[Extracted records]

--- START ---

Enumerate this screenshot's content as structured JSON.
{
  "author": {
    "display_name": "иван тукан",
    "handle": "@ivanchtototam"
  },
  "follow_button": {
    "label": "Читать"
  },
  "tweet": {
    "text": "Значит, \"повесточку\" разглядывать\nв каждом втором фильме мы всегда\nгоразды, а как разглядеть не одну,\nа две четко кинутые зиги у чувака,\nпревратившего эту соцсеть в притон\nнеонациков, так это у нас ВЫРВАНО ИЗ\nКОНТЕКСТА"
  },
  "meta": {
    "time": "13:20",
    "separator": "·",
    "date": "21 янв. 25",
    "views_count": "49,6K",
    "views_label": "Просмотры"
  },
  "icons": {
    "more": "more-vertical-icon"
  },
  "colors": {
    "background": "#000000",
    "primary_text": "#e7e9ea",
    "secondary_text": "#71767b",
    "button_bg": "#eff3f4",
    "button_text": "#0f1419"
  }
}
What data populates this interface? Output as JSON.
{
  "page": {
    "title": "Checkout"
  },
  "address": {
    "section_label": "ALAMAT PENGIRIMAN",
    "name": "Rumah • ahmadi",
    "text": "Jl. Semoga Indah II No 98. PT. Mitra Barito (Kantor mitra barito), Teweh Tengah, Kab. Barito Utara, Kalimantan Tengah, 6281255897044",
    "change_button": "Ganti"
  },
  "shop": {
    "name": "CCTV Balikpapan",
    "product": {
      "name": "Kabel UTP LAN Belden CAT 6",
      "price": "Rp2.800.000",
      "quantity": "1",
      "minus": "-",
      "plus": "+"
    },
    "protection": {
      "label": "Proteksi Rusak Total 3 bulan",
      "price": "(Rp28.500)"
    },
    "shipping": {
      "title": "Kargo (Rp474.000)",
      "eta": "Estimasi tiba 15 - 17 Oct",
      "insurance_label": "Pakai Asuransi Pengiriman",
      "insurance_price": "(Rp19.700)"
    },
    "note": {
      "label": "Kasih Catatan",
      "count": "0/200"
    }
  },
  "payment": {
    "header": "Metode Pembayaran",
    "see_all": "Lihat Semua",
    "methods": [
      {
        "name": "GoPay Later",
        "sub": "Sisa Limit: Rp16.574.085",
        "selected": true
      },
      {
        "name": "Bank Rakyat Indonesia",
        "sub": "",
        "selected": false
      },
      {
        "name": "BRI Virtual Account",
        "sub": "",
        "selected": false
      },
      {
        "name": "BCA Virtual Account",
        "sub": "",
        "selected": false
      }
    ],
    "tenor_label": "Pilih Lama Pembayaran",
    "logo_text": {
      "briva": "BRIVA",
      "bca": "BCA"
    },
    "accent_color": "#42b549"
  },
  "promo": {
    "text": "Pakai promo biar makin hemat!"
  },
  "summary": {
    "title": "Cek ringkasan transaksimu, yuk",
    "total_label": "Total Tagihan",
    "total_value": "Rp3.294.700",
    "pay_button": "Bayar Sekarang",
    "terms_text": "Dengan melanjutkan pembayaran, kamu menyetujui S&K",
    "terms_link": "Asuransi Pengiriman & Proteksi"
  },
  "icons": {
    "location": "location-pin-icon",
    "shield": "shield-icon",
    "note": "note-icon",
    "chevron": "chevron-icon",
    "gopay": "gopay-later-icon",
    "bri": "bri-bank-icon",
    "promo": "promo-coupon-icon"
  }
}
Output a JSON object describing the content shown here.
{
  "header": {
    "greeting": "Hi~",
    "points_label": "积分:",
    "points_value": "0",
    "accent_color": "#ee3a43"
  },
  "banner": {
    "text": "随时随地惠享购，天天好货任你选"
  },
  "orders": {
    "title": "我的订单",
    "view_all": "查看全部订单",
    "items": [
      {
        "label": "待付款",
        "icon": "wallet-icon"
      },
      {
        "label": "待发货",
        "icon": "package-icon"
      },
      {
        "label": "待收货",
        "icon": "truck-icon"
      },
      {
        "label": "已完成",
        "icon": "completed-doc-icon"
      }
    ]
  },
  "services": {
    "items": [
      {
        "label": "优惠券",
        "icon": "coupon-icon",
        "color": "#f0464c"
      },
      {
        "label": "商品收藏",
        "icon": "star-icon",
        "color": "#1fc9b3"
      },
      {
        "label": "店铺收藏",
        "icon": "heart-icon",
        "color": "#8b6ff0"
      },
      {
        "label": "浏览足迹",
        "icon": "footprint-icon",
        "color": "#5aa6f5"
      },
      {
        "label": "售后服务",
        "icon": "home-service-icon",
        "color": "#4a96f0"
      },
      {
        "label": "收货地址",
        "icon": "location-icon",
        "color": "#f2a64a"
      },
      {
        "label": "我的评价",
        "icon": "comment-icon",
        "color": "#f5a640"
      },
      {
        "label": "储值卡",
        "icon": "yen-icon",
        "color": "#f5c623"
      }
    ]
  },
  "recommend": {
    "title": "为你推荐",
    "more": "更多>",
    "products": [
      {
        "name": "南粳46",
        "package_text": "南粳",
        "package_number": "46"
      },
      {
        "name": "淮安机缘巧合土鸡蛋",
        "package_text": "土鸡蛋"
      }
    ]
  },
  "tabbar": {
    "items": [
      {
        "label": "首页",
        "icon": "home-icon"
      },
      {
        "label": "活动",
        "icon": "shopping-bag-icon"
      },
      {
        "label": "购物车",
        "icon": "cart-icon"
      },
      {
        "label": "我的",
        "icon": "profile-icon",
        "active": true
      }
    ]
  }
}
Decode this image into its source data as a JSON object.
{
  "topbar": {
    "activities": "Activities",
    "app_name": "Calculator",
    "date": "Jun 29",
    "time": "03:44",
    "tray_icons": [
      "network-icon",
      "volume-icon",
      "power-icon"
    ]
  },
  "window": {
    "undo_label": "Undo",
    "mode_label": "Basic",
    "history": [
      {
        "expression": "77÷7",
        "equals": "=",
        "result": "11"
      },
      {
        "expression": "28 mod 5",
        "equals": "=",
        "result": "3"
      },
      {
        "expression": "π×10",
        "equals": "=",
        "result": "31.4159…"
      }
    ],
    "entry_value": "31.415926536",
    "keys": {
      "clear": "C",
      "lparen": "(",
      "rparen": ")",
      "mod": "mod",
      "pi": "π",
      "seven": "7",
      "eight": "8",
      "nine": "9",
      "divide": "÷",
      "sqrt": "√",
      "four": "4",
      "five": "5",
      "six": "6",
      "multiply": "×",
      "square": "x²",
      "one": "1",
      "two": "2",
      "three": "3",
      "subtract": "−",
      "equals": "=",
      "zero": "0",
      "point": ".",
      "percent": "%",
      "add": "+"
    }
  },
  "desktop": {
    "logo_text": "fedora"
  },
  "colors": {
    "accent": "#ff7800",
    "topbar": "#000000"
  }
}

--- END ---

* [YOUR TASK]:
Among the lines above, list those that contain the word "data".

* [RESULT]:
What data populates this interface? Output as JSON.
Decode this image into its source data as a JSON object.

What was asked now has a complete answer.